--- What you will do ---
Where in the records does the word "Afrique" occur? Copy each line in which it does.

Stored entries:
═══

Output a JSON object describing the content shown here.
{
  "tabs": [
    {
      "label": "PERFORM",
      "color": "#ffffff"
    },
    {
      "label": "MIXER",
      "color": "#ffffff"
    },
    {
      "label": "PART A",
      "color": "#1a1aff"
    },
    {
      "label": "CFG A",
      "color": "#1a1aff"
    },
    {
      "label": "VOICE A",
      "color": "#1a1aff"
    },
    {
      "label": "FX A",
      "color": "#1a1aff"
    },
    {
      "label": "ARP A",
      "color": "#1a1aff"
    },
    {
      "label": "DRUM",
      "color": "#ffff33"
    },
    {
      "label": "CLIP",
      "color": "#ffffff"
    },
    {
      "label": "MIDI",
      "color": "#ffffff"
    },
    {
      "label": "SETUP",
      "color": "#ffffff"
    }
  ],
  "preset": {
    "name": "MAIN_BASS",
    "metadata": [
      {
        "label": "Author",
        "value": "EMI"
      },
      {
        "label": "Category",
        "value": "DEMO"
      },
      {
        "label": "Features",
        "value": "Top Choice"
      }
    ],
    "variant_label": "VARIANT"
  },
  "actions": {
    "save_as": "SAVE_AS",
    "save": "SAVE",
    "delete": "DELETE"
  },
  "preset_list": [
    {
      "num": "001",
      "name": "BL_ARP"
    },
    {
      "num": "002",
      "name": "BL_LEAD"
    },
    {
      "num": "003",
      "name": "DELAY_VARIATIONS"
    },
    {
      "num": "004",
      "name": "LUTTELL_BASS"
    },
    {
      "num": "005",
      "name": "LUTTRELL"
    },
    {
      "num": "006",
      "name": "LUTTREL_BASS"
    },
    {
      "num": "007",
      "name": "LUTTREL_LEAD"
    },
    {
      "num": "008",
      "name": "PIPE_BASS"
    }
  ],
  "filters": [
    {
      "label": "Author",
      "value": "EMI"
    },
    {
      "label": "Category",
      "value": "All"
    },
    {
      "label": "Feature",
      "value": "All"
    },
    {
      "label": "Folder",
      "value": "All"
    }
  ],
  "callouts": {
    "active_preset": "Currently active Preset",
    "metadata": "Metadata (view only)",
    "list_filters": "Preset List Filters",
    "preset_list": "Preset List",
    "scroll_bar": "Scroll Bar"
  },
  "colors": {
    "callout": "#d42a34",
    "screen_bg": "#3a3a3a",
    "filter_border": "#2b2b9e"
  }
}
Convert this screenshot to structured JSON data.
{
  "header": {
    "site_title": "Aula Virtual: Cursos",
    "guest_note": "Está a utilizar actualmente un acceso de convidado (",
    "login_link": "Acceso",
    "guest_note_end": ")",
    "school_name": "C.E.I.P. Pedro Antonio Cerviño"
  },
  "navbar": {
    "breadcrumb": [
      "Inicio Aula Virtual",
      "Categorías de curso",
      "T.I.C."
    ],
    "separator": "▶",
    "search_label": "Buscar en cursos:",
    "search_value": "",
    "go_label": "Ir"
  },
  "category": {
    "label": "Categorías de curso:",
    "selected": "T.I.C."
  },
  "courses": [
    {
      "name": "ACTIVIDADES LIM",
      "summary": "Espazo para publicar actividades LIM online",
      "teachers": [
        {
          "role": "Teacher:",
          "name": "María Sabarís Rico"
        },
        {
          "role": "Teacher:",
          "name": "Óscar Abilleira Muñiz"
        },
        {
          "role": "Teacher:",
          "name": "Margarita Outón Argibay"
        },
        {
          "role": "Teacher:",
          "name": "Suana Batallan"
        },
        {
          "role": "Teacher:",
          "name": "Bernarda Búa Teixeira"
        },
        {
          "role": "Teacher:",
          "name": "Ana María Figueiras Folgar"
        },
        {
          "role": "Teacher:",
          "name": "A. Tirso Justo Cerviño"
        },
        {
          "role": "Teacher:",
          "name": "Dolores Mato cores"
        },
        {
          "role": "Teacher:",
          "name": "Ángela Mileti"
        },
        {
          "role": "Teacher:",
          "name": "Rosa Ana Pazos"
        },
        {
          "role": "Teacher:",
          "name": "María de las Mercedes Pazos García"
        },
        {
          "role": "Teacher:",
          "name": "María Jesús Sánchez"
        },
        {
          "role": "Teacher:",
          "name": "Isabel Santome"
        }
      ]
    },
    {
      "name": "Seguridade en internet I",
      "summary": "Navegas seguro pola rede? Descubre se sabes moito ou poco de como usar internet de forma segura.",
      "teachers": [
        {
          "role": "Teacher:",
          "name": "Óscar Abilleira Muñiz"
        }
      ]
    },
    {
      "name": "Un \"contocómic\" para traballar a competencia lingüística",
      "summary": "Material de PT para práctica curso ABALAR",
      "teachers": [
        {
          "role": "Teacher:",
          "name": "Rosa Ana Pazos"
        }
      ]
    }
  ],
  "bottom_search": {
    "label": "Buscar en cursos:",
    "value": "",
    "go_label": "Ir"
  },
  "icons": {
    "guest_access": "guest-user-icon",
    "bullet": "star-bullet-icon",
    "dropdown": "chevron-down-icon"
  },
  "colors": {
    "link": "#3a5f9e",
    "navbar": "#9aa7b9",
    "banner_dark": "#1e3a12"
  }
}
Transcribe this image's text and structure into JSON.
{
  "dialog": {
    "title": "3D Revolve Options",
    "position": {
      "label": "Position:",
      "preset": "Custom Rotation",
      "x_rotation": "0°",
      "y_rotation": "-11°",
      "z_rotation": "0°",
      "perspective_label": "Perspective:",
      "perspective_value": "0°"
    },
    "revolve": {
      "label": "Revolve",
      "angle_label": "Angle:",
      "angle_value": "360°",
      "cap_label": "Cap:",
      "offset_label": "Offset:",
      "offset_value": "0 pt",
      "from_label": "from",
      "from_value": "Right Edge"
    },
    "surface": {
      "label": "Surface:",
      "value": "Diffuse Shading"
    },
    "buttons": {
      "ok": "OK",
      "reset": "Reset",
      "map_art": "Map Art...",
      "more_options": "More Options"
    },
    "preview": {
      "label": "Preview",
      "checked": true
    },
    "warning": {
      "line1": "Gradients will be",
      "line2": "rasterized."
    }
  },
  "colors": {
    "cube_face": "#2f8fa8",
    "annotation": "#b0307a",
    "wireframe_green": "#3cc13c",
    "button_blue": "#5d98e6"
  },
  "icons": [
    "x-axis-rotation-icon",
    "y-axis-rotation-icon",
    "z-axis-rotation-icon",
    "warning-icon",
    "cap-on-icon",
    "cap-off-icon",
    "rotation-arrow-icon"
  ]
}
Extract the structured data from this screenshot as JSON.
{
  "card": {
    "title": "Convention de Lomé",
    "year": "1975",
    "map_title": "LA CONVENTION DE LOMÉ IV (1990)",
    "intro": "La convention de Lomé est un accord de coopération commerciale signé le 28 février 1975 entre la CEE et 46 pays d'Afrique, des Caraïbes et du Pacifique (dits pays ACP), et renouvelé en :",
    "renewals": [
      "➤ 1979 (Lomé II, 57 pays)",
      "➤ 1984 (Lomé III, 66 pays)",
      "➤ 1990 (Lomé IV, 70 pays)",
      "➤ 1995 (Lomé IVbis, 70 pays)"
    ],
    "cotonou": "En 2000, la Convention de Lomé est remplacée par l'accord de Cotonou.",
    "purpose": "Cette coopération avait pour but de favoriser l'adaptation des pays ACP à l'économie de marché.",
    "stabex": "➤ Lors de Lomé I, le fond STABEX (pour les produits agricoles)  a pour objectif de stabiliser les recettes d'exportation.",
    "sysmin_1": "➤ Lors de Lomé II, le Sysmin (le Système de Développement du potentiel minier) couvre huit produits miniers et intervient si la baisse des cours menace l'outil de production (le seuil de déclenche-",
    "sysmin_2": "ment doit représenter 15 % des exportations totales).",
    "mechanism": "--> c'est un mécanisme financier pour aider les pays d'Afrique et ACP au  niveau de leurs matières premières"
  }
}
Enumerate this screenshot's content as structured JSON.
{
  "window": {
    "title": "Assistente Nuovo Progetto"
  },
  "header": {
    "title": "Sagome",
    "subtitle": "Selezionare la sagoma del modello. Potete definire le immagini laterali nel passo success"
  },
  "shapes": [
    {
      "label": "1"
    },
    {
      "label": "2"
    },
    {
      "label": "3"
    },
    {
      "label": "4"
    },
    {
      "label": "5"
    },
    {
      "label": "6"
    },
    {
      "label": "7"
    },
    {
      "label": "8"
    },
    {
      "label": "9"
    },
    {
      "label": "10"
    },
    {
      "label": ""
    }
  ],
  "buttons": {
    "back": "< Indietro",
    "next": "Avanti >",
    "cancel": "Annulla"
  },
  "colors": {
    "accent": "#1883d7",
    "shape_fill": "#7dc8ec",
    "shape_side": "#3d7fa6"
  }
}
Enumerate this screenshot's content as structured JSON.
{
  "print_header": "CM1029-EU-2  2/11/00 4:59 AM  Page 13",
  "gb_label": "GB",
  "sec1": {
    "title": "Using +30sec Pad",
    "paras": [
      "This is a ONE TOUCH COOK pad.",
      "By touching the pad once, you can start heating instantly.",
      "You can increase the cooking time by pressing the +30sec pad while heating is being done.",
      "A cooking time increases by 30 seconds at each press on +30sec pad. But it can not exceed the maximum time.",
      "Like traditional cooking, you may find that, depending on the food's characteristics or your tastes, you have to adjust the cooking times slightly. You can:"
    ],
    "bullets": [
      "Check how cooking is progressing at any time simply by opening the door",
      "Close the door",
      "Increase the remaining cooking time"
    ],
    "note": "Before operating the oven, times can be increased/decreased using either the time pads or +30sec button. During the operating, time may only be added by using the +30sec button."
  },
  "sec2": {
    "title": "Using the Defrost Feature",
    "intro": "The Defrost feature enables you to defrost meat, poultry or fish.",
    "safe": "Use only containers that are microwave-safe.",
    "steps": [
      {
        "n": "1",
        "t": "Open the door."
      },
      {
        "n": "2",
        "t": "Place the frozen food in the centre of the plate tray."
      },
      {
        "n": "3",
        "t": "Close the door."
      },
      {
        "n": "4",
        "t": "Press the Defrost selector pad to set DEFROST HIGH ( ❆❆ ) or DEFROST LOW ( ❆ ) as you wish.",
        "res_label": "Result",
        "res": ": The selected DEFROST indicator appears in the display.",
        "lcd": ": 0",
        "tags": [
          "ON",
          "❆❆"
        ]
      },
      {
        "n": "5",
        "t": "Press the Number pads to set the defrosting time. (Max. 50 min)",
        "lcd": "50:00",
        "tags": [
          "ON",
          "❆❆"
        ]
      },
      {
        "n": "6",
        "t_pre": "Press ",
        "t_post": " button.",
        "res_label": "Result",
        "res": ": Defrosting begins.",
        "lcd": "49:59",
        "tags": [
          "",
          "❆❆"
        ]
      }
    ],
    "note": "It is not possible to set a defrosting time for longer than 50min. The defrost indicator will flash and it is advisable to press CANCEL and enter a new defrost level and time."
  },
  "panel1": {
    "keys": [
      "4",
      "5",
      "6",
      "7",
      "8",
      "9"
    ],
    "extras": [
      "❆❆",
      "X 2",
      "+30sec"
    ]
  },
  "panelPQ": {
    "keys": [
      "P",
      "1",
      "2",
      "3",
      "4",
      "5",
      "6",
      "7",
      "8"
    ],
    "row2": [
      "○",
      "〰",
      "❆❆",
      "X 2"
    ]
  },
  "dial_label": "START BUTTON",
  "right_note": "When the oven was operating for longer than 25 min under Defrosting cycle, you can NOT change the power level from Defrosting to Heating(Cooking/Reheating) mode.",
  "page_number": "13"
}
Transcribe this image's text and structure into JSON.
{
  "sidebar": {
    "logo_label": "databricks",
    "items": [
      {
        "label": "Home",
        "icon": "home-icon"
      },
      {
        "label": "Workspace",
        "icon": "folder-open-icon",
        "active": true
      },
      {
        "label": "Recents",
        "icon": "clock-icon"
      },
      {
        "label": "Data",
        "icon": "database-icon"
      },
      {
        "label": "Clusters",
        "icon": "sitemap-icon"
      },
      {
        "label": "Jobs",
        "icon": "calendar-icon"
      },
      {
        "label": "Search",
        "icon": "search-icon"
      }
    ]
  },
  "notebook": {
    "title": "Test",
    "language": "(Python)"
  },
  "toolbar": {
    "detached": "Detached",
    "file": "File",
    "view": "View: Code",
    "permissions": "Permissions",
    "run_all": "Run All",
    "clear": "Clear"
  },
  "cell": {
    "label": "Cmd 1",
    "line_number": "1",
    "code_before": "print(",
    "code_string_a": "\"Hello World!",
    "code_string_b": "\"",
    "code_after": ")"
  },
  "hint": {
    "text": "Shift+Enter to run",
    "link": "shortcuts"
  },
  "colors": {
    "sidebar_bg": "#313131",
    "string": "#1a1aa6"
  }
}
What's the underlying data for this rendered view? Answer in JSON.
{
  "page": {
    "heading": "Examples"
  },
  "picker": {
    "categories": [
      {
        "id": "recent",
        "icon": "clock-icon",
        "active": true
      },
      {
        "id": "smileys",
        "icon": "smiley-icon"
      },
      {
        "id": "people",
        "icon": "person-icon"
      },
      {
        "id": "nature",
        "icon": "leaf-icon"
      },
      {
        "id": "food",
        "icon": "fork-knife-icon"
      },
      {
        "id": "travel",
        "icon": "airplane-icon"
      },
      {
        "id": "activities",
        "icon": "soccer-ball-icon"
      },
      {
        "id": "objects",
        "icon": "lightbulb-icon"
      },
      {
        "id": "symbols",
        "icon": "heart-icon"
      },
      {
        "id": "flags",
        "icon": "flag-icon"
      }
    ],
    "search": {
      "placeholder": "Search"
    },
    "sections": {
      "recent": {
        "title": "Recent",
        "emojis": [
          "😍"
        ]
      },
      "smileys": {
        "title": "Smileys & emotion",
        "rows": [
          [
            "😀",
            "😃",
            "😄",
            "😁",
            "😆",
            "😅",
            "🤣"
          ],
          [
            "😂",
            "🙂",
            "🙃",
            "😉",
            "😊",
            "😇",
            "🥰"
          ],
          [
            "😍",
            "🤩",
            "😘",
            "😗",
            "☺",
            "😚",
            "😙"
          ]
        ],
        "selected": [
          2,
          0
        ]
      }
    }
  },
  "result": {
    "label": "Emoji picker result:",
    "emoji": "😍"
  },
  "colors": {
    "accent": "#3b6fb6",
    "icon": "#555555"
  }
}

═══

--- Response to this exercise ---
    "intro": "La convention de Lomé est un accord de coopération commerciale signé le 28 février 1975 entre la CEE et 46 pays d'Afrique, des Caraïbes et du Pacifique (dits pays ACP), et renouvelé en :",
    "mechanism": "--> c'est un mécanisme financier pour aider les pays d'Afrique et ACP au  niveau de leurs matières premières"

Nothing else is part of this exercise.